Wale says that his career should have never gotten to this point. Hip-hop’s hottest newcomer in 2008, Wale had amassed a strong fan base after releasing five acclaimed mixtapes and signing a lucrative deal with Interscope Records.
However, his pre-debut performance did not translate into high record sales or a top charting single. Attention Deficit infamously sold 28,000 copies during the first week of its release and his most notable single came during his appearance as a featured guest on Waka Flocka’s hit, “No Hands.”
Rick Ross recognized Wale’s potential and signed him to his record label, Maybach Music Group. His association with Rick Ross increases his visibility and offers a new opportunity, but the pressure remains on Wale. With a queen game piece in hand, here’s his approach to locking down the checkmate.
Before the release of your first album, you built an impressive buzz for yourself. So what caused the album to fail to meet the high expectations?
I put that on myself to get back to where I need to be. We’re working. I do music for my fans and family. My fans appreciated my first album. But my label didn’t ship it for whatever reason. I re-evaluated my life and my situation and now I’m in a different place. I found out a lot of artists can’t go to a city and do a show with 2,000 people. I’m blessed to have people who appreciate what I do.
When did Rick Ross reach out to you?
The Maybach Music Group deal came about when I was a free agent. I look at Rick Ross as more than an artist. I didn’t sign to be a side kick, I want to be an artist and do what I’m capable of doing musically. Ross let’s me do that. He’s the boss at the label, but he’s not bossing me around.
So what is the biggest difference in being at MMG vs. being at Interscope?
The difference is freedom. I’m very in tune with urban culture. I felt my last situation wasn’t allowing me to grow with the urban culture. They saw a Lady Gaga opportunity and I went with it. I was a new artist and I didn’t get it. I thought I was being ignored by black America.

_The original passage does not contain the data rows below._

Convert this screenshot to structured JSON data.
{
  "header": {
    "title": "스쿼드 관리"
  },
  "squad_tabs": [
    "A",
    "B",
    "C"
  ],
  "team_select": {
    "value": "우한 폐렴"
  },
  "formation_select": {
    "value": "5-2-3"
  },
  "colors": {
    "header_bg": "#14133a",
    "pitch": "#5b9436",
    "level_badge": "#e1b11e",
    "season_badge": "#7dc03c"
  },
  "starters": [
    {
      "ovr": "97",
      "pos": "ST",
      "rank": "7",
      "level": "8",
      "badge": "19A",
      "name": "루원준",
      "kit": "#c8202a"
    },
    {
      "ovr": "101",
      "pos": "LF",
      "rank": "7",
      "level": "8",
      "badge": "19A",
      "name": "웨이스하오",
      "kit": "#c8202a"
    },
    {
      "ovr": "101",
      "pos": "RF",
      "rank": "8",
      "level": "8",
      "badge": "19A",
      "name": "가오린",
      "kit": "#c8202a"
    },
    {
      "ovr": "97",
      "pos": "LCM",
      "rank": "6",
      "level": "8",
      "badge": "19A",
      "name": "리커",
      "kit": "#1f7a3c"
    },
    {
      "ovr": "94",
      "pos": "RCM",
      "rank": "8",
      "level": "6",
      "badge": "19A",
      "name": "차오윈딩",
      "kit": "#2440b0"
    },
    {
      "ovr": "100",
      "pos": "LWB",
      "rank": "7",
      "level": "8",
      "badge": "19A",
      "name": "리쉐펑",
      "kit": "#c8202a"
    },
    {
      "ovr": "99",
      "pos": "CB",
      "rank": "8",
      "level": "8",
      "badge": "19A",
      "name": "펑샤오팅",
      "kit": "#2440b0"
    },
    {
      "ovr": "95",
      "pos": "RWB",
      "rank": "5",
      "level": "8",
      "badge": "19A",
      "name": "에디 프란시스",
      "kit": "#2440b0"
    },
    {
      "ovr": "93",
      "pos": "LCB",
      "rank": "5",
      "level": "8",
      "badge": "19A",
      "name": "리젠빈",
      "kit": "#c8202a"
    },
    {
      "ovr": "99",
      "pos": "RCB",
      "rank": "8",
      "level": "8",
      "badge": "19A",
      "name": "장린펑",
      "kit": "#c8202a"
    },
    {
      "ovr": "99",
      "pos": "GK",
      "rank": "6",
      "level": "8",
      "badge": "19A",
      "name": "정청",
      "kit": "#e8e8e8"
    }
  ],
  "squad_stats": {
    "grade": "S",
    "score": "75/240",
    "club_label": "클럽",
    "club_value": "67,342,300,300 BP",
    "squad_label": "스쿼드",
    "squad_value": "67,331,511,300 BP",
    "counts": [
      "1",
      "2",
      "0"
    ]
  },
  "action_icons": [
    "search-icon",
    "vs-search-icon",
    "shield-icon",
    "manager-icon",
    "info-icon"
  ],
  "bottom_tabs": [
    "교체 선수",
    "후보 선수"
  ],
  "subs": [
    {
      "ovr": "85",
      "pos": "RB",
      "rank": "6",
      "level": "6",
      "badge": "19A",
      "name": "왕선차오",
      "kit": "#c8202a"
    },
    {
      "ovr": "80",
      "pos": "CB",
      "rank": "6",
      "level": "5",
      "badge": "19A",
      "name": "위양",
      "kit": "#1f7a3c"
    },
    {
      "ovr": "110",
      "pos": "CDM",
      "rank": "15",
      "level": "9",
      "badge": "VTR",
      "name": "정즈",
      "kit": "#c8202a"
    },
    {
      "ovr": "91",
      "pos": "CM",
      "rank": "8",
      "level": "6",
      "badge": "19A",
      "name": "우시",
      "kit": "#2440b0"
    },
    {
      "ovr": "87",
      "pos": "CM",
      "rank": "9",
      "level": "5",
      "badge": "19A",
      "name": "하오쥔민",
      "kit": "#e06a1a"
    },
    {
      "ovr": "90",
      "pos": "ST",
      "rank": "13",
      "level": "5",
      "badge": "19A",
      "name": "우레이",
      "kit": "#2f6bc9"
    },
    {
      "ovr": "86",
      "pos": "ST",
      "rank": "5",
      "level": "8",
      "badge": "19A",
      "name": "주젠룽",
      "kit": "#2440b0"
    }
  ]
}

It’s not as much money, but to connect with the people I grew up with is more important than connecting with pop fans. Even the white people who are familiar with my music deserve to hear what I’m really saying. I shouldn’t be marketed toward top 40. When I listen to my first album, you can hear who I am talking to. But I now have an opportunity to change that.
read the rest of the interview on rollingout